I'm looking for any input from anyone who has experiences using a cloud backup service which states they only back up the "changes of your files" to the cloud. I know from previous PUG conferences OpenEdge DB's don't de-dupe well. Has anyone had experiece with these companies that say they can de-dupe their data and send it to the cloud and you can recover your files as of that point in time?
I see the process as follows:
Do a probackup to a file, the backup file gets sent to the service who 1) store a local copy, 2) uploads only the changes since the last copy to the cloud, 3) allows you to recover copy from the cloud to new location or a cloud server.
The IT department sees this working with all the windows files, exchange server, MSSQL databases etc. But I don't trust the process with everything I've heard and read about a Progress DB. Because all the extents of the DB change when you startup/shutdown, how are they only tracking the changes.

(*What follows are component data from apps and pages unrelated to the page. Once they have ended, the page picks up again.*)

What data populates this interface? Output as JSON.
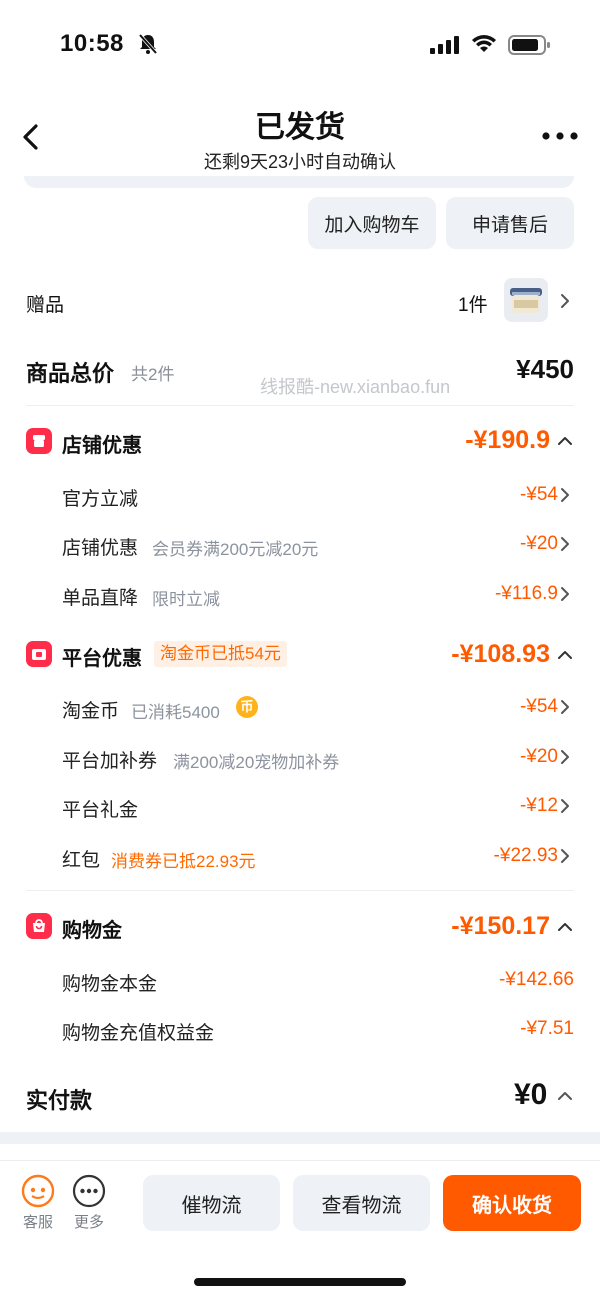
{
  "status": {
    "time": "10:58"
  },
  "header": {
    "title": "已发货",
    "subtitle": "还剩9天23小时自动确认"
  },
  "actions": {
    "add_cart": "加入购物车",
    "after_sale": "申请售后"
  },
  "gift": {
    "label": "赠品",
    "count": "1件"
  },
  "total": {
    "label": "商品总价",
    "count": "共2件",
    "price": "¥450"
  },
  "watermark": "线报酷-new.xianbao.fun",
  "shop_discount": {
    "title": "店铺优惠",
    "amount": "-¥190.9",
    "items": [
      {
        "label": "官方立减",
        "note": "",
        "amount": "-¥54"
      },
      {
        "label": "店铺优惠",
        "note": "会员券满200元减20元",
        "amount": "-¥20"
      },
      {
        "label": "单品直降",
        "note": "限时立减",
        "amount": "-¥116.9"
      }
    ]
  },
  "platform_discount": {
    "title": "平台优惠",
    "badge": "淘金币已抵54元",
    "amount": "-¥108.93",
    "items": [
      {
        "label": "淘金币",
        "note": "已消耗5400",
        "coin": "币",
        "amount": "-¥54"
      },
      {
        "label": "平台加补券",
        "note": "满200减20宠物加补券",
        "amount": "-¥20"
      },
      {
        "label": "平台礼金",
        "note": "",
        "amount": "-¥12"
      },
      {
        "label": "红包",
        "note": "消费券已抵22.93元",
        "amount": "-¥22.93"
      }
    ]
  },
  "shopping_money": {
    "title": "购物金",
    "amount": "-¥150.17",
    "items": [
      {
        "label": "购物金本金",
        "amount": "-¥142.66"
      },
      {
        "label": "购物金充值权益金",
        "amount": "-¥7.51"
      }
    ]
  },
  "paid": {
    "label": "实付款",
    "amount": "¥0"
  },
  "bottom": {
    "service": "客服",
    "more": "更多",
    "urge": "催物流",
    "view_logistics": "查看物流",
    "confirm": "确认收货"
  },
  "colors": {
    "accent": "#ff5a00",
    "badge_red": "#ff2d4a"
  }
}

Anyone using a service like this? What are your experiences. PS database is around 600Gig.
Thanks for any info.
Even if all files are changed when you open a OE DB, not every byte in every file is modified. Probably only a few actualy change. I'm no dedup expert, but I know they check "blocks" for changes, whatever a block mean. Let's say the compare 4KB at a time, so they can extract the changes.
As with any backup solution, the only way to know it is actually working is to go ahead and restore the backup. Restore, check the database and if everything comes out clean, then you know the bytes of the backup file were correct at the time the restore operation read them. After the backup read those bytes they might have been corrupted by whatever corrups backups :)
Mike, if I understood correctly, the dedup processing would occur on backup files, and those don't change after probkup has finished with them.
So the OP would send a BAK to a service who would store this first BAK entirely. Then on subsequente backups they would only store diffs.
As long as the service can provide me with a byte-by-byte exact copy of what I send them, I don't really care how they store things. But again, can they? Only way to be sure is to test backups regularly.
For backups I wouldn't be terribly concerned about integrity per se. As Mike says if the data is at rest then it should be fine. I would have some concerns about how effective the solution is and the operational issues around it.
- does it really eliminate much data?
- how much overhead does it take to do that?
- is it more, or less, impactful than simply zipping the backup files?
- how about restores? How long does it take to get you data when you need to restore?
If they are talking about de-duping the live database on disk I would be very, very worried and insist on a very high level of proof.
This would only be 'backing up to the cloud' the progress probackup file (database.BAK). The BAK file will be copied to a local appliance ("disk to disk" copy), then that appliance dedups and sends the data to the cloud. The appliance is suppose to keep 4-5 days worth of local copies of the data for recover. The could is more for a DR solution that local environment is gone. Other than the overhead of the initial copy, there is no overhead I'm responsible for.
I haven't even gotten to the real recovery process because I don't believe in the backup dedupe process. The local appliance is suppose to dedupe the local copy before sending it to the cloud.
I see it working for file based systems, I just don't see it working for a probackup file.